First off, this recipe was found based on one I enjoyed during a Greek vacation. It’s from one of those Consumer Guide Cookbooks, which I spotted a lot, an era ago. Finding they had really good recipes, I bought several of them. I’m pretty sure those books were compiled from the Australian Women’s Weekly Magazine - at least that’s my understanding.
I change up the meats frequently, often using part ground pork/veal, with ground beef, sometimes all three. I tend to use either an 85/15 or 90/10 ratio of fat to beef. I usually triple this recipe, because we love it, and it freezes well.
I do like to use wine in it, but have made it without, if I don’t have any. In that case, I’ll use extra broth. I do like the hint of spice in there, and I also like to put a little cinnamon in - probably no more than 1/2 tsp for a triple batch, less if it’s strong, like Vietnamese cinnamon. I do pare down on the salt a little, and also the thyme. Seems this version has more tomato in it than some, but to us, not too much, by any means.
Here then are the instructions:

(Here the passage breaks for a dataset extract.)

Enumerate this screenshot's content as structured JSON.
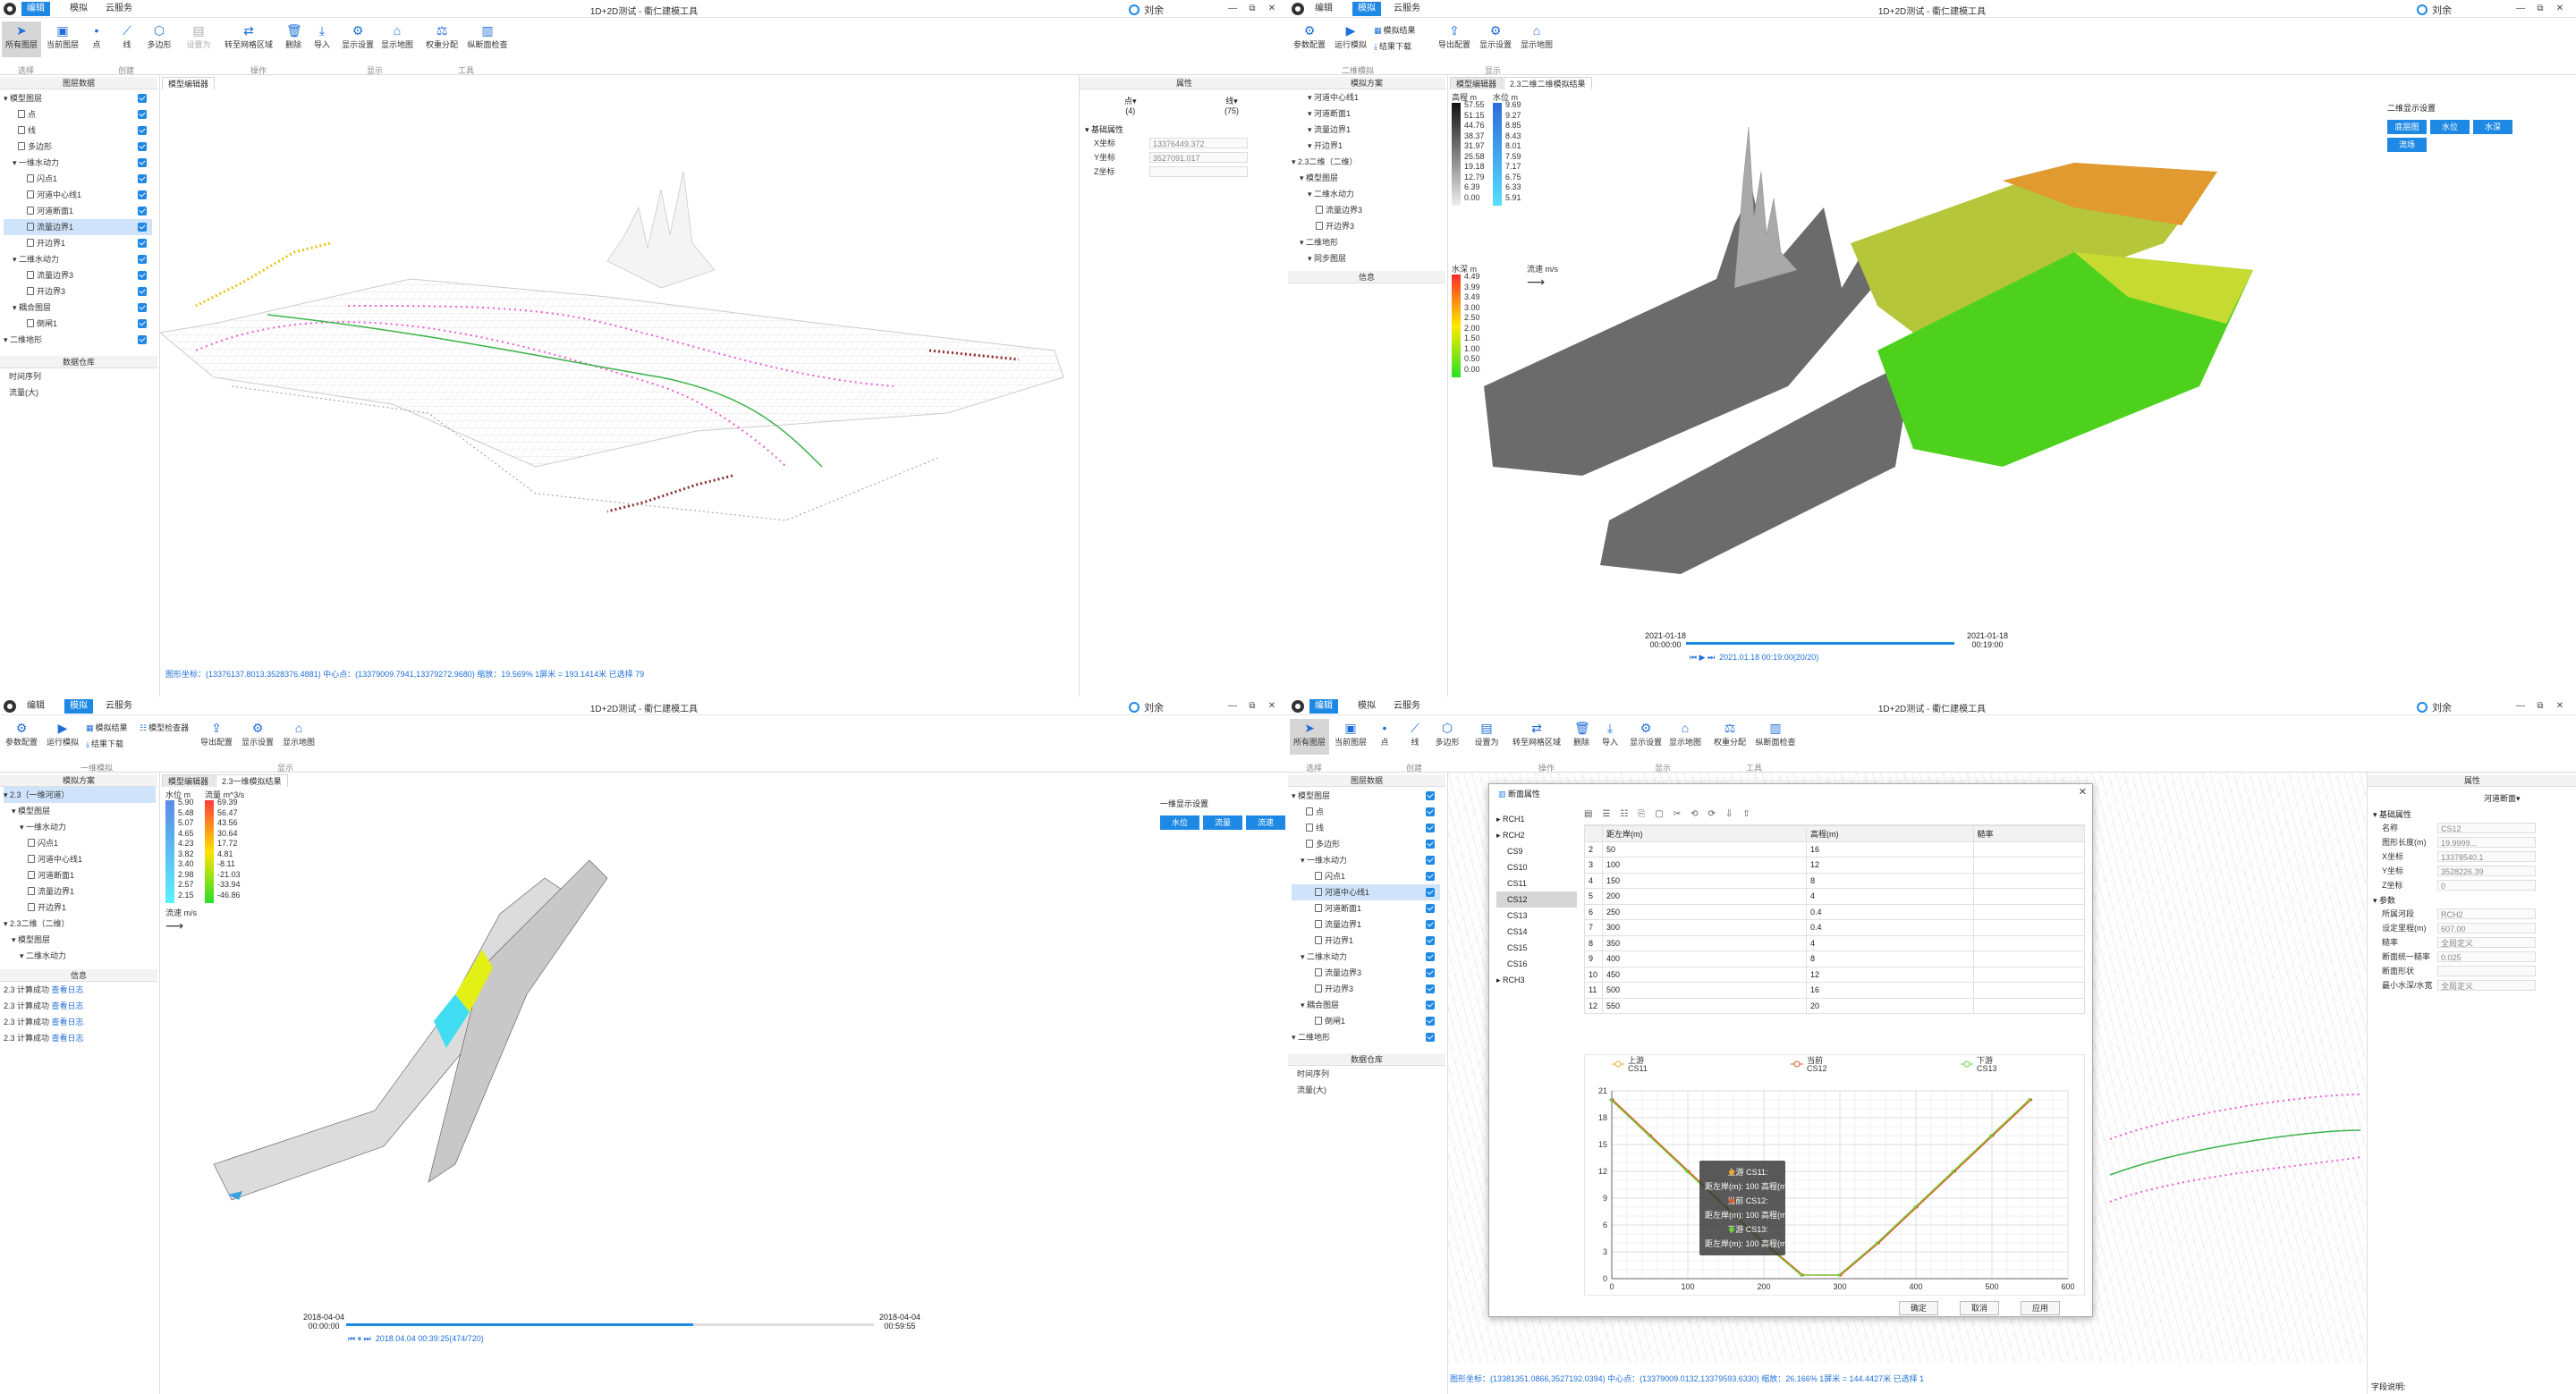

In a 6 qt pot, heat the OO over med-low heat and add the chopped onion. Sauté until soft, about 10 minutes. Add meat to the skillet. Turn the heat up to a med - high. Cook, breaking up the meat into small pieces, until meat loses the raw color. Do not brown. Stir carrot and celery mixture into the meat, and sauté for about 5 minutes. Stir in wine, and cook until evaporated, about 10 minutes. Stir in milk and nutmeg; reduce heat to medium, and cook til milk is evaporated, about 5-10 minutes. Put the canned tomatoes in a FP, and drain through a sieve, to remove seeds, if desired. Add tomatoes, broth, tomato paste, salt, basil, thyme, pepper, and bay leaf into the mixture. Heat to boiling, and then reduce heat to low. Simmer uncovered, stirring occasionally, until most of the liquid has evaporated, and sauce is thick, about 1-1/2 hours. Serve over cooked pasta, with cheese, as you wish. Enjoy!
Note: this recipe was written for regular canned tomatoes; if you prefer a meaty plum or San Marzano style tomatoes, half the amount will do.
BTW, the recipe @biondanonima included in her post looks really solid to me also. I’ve tried quite a few versions of this, but have never made Mario’s or Marcella Hazan’s recipes. Or other famous chefs, probably.